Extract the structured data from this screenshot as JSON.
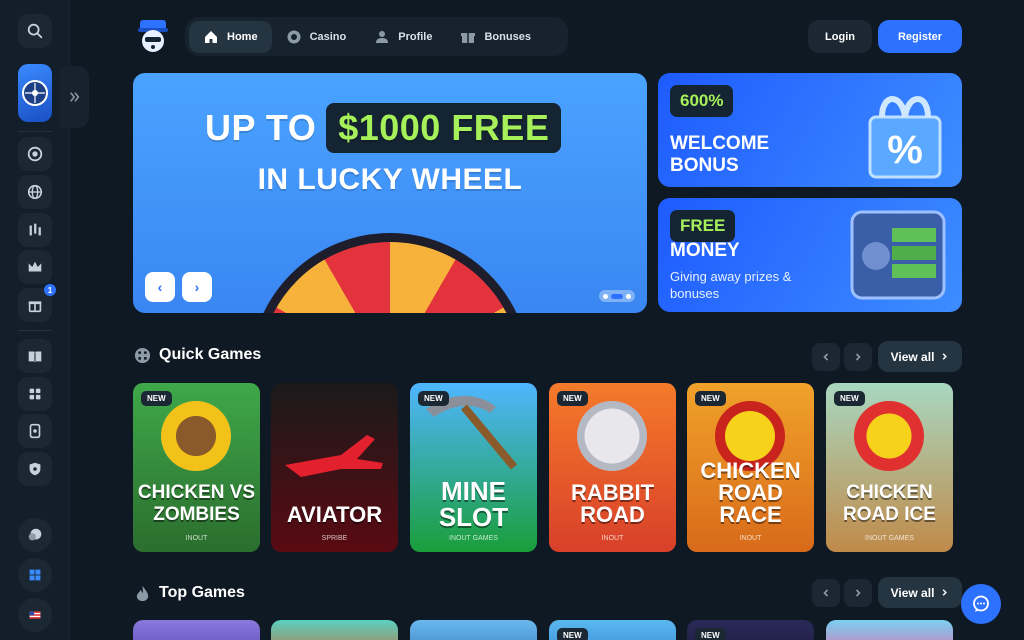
{
  "nav": {
    "items": [
      {
        "label": "Home",
        "icon": "home-icon",
        "active": true
      },
      {
        "label": "Casino",
        "icon": "chip-icon",
        "active": false
      },
      {
        "label": "Profile",
        "icon": "user-icon",
        "active": false
      },
      {
        "label": "Bonuses",
        "icon": "gift-icon",
        "active": false
      }
    ]
  },
  "auth": {
    "login": "Login",
    "register": "Register"
  },
  "sidebar": {
    "gift_badge": "1"
  },
  "hero": {
    "line1_prefix": "UP TO",
    "line1_highlight": "$1000 FREE",
    "line2": "IN LUCKY WHEEL",
    "prev": "‹",
    "next": "›"
  },
  "promos": [
    {
      "tag": "600%",
      "title": "WELCOME BONUS",
      "subtitle": ""
    },
    {
      "tag": "FREE",
      "title": "MONEY",
      "subtitle": "Giving away prizes & bonuses"
    }
  ],
  "quick_games": {
    "title": "Quick Games",
    "view_all": "View all",
    "games": [
      {
        "badge": "NEW",
        "title": "CHICKEN VS ZOMBIES",
        "provider": "INOUT"
      },
      {
        "badge": "",
        "title": "AVIATOR",
        "provider": "SPRIBE"
      },
      {
        "badge": "NEW",
        "title": "MINE SLOT",
        "provider": "INOUT GAMES"
      },
      {
        "badge": "NEW",
        "title": "RABBIT ROAD",
        "provider": "INOUT"
      },
      {
        "badge": "NEW",
        "title": "CHICKEN ROAD RACE",
        "provider": "INOUT"
      },
      {
        "badge": "NEW",
        "title": "CHICKEN ROAD ICE",
        "provider": "INOUT GAMES"
      }
    ]
  },
  "top_games": {
    "title": "Top Games",
    "view_all": "View all",
    "badges": [
      "",
      "",
      "",
      "NEW",
      "NEW",
      ""
    ]
  },
  "colors": {
    "accent": "#2d72ff",
    "highlight": "#a6f05a",
    "bg": "#0f1923"
  }
}
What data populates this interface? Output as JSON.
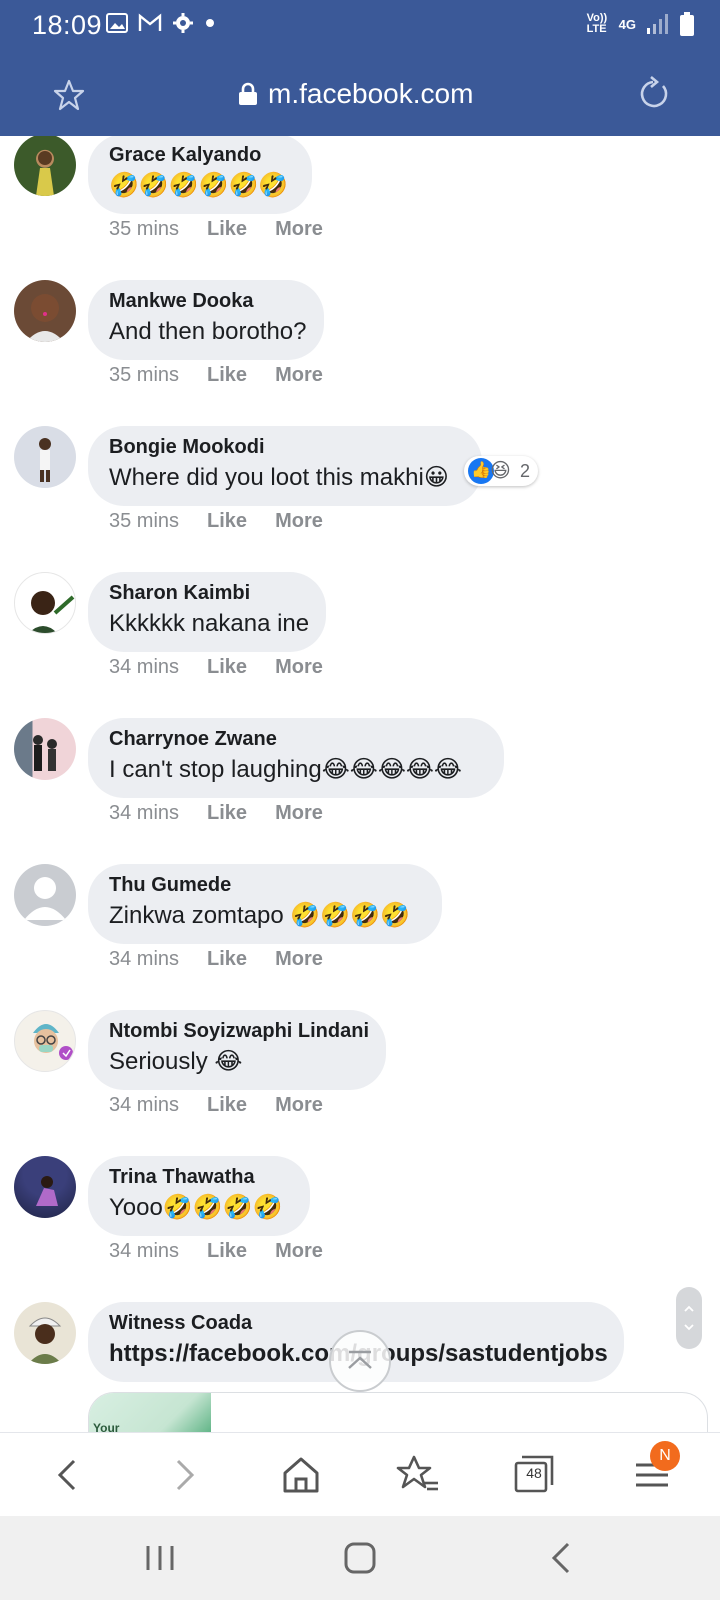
{
  "status_bar": {
    "time": "18:09",
    "icons": [
      "image-icon",
      "gmail-icon",
      "settings-icon",
      "dot-icon",
      "volte-icon",
      "4g-icon",
      "signal-icon",
      "battery-icon"
    ],
    "volte_label": "Vo)) LTE",
    "network_label": "4G"
  },
  "browser": {
    "url": "m.facebook.com",
    "theme_color": "#3b5998",
    "tab_count": "48",
    "menu_badge": "N"
  },
  "comments": [
    {
      "name": "Grace Kalyando",
      "text": "🤣🤣🤣🤣🤣🤣",
      "time": "35 mins",
      "like": "Like",
      "more": "More"
    },
    {
      "name": "Mankwe Dooka",
      "text": "And then borotho?",
      "time": "35 mins",
      "like": "Like",
      "more": "More"
    },
    {
      "name": "Bongie Mookodi",
      "text": "Where did you loot this makhi😀",
      "time": "35 mins",
      "like": "Like",
      "more": "More",
      "reaction_count": "2",
      "reactions": [
        "like-icon",
        "laugh-icon"
      ]
    },
    {
      "name": "Sharon Kaimbi",
      "text": "Kkkkkk nakana ine",
      "time": "34 mins",
      "like": "Like",
      "more": "More"
    },
    {
      "name": "Charrynoe Zwane",
      "text": "I can't stop laughing😂😂😂😂😂",
      "time": "34 mins",
      "like": "Like",
      "more": "More"
    },
    {
      "name": "Thu Gumede",
      "text": "Zinkwa zomtapo 🤣🤣🤣🤣",
      "time": "34 mins",
      "like": "Like",
      "more": "More"
    },
    {
      "name": "Ntombi Soyizwaphi Lindani",
      "text": "Seriously 😂",
      "time": "34 mins",
      "like": "Like",
      "more": "More"
    },
    {
      "name": "Trina Thawatha",
      "text": "Yooo🤣🤣🤣🤣",
      "time": "34 mins",
      "like": "Like",
      "more": "More"
    },
    {
      "name": "Witness Coada",
      "text": "https://facebook.com/groups/sastudentjobs"
    }
  ],
  "link_preview": {
    "thumb_text": "Your"
  }
}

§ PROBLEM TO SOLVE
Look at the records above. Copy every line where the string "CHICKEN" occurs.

§ SOLUTION TO THIS PROBLEM
        "title": "CHICKEN VS ZOMBIES",
        "title": "CHICKEN ROAD RACE",
        "title": "CHICKEN ROAD ICE",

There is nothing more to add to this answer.